It’s crazy, really. I’m not a terrorist, I don’t hold any cranky religious beliefs, and until the last few years I’ve felt almost ashamed when out and about and making it ‘difficult’ for friends or relatives with my oddball food choices.
These days, I’m lucky to live with a wife who shares my views about animals and the environment, so at least there’s little discord at home.
But there’s certainly internal discord when I watch those ‘meat girls’ before the TV news promoting the idea that meat is the only great and complete food source. And there’s certainly gnashing of teeth when I accidentally come across one of Pak N Save’s theoretically humorous swipes at vegetarians masquerading as advertising.
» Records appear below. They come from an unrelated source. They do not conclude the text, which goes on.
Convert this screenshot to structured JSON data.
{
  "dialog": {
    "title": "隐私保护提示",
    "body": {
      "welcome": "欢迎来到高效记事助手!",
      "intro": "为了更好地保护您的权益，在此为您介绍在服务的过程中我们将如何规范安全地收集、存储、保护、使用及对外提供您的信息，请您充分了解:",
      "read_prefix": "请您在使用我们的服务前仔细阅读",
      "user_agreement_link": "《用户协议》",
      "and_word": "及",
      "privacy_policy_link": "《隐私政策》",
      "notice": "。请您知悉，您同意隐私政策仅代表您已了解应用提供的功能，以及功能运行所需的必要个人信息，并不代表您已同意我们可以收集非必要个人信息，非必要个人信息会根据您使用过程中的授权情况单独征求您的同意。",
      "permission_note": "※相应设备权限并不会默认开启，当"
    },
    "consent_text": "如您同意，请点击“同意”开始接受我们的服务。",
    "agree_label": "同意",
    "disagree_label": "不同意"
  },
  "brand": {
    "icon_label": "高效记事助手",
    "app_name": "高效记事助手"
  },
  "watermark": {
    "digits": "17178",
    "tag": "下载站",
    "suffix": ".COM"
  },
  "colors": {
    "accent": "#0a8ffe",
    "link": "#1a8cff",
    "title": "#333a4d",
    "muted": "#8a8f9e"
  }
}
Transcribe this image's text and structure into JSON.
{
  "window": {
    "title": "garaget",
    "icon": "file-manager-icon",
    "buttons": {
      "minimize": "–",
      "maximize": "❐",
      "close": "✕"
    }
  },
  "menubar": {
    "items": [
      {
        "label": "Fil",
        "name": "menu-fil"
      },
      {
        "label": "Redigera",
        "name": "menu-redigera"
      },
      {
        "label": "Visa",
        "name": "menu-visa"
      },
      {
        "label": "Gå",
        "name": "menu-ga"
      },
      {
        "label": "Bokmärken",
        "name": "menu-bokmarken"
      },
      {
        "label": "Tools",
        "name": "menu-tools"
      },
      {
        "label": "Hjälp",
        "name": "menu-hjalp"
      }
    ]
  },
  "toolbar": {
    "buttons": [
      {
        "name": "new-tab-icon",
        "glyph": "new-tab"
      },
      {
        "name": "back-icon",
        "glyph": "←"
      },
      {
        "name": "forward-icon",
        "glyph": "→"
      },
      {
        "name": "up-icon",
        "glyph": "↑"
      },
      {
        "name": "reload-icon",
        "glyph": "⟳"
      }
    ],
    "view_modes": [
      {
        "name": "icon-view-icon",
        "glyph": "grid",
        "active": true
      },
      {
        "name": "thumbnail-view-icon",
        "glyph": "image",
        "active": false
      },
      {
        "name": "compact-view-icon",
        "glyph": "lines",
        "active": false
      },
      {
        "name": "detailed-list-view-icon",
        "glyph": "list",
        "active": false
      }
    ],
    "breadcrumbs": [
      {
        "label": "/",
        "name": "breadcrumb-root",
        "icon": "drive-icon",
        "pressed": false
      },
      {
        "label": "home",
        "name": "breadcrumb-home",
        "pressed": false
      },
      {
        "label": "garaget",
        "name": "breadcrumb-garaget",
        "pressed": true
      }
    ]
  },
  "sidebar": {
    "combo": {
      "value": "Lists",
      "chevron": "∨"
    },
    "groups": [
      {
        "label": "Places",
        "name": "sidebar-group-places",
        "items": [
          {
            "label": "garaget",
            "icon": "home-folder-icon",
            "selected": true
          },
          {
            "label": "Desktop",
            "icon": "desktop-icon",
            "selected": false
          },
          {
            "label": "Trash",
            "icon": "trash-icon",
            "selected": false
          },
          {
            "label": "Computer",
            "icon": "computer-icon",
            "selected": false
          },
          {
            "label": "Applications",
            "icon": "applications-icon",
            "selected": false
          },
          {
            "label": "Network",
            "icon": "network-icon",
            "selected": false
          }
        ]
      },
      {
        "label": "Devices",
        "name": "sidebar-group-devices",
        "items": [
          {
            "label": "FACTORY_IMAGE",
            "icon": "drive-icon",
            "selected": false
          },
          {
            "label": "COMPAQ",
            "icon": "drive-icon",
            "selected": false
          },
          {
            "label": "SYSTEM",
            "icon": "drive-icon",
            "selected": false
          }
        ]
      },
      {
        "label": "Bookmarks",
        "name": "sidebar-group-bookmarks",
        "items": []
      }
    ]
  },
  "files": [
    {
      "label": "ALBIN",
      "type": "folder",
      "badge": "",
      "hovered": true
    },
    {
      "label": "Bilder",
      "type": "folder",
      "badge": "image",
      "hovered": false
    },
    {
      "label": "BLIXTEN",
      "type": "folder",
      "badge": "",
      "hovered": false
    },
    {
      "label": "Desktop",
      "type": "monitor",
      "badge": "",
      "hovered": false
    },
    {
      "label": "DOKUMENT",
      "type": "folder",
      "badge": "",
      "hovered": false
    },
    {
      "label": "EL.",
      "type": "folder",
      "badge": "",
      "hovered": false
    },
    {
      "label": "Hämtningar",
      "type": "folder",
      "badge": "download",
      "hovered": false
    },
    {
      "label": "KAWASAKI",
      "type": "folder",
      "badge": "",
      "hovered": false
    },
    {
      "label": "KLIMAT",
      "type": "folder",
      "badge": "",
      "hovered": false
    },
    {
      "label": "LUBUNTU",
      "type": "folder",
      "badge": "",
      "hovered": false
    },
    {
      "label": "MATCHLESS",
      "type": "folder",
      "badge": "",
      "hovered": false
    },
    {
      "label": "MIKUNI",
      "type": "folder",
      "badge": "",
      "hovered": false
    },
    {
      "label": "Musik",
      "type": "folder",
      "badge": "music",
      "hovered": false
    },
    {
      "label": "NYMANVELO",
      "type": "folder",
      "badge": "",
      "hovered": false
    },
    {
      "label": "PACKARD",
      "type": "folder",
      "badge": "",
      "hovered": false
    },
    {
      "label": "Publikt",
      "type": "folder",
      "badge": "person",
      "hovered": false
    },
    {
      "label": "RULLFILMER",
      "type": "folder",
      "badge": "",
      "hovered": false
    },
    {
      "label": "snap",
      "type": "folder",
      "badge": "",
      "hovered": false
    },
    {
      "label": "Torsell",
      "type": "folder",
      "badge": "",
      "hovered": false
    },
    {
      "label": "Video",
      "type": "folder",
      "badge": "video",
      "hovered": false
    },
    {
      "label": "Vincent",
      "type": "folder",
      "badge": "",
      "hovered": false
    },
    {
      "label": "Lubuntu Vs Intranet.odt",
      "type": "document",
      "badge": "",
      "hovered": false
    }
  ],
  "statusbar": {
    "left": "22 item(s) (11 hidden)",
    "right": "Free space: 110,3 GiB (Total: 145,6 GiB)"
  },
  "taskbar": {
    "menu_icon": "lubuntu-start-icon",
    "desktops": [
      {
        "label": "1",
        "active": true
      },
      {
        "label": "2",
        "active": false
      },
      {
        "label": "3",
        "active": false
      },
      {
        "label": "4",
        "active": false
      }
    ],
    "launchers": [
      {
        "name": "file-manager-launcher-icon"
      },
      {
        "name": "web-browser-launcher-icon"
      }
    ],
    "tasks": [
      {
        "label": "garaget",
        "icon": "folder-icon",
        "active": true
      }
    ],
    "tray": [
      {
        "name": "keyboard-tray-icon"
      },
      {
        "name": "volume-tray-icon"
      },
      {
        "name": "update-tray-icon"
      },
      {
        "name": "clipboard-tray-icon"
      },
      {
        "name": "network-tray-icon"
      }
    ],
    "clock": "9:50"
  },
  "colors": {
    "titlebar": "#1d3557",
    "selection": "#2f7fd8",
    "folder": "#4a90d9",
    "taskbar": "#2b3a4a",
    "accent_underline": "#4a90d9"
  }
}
Heck – am I losing my sense of humour?
It’s just that it all buries your enthusiasm after awhile.
Going out is even worse. Have you tried to find a café lately that serves vegetarian food of any description? I really pity vegans and those intolerant to various ingredients, because there’s often nothing at all that isn’t slathered in cheese and butter, or glue-like with gluten.
Yes, there are great vegetarian cafes in Auckland, but when you’re stuck out in the Western suburbs, or Albany, or in any shopping mall… forget it.
It seems that it’s getting harder, rather than easier, to find anything to eat in the average café, and let’s face it, we all get stuck with a great need for coffee or juice at some point on a big shopping expedition in the suburbs.
Lately, I’ve found all this so oppressive that it’s made me wonder whether the general public consider vegetarians to be members of the lunatic fringe; a strange, annoying, possibly lunatic cult trying to impose their strange beliefs and rituals on ‘normal’ people (ie. meat eaters).
How does the rest of society see us, anyway? Perhaps it’s my fault that I’ve never thought about it before. I always assumed that everyone makes choices about how they want to live their lives, and that everyone else would respect those choices. Isn’t that part of what living in a democracy is supposed to be all about?
The thing is, I don’t think I’m a member of the lunatic fringe. I do, however, think that I’m in the vanguard of a movement that will bring about massive changes in the way people eat, and what they eat, and what they think of as food fit to eat; and whether that process of change takes 10 years or 100, I think it’s inevitable, and ultimately unstoppable. Why? Because science is on our side, and it’s becoming more and more clear that the earth can’t go on supporting the production and consumption of meat.
I do believe that even if it takes 500 years, eventually people will stop eating animals, and they will recognise animals as flesh and blood beings like themselves, but different. They will eventually see that animals are ‘people’ too, and they will look back in horror at the human diet and its mindless consumption of animal products, with no thought of the suffering these sentient beings went through simply to satiate our food lust.
Annoying cult or the vanguard of a new era? From now on, I’m going to start complaining long and loud wherever I find examples of food stores, cafes or restaurants that are unfriendly to vegetarians, and I hope you do, too. In fact, perhaps we can all get together and insist on it. Action group, anyone? GARY STEEL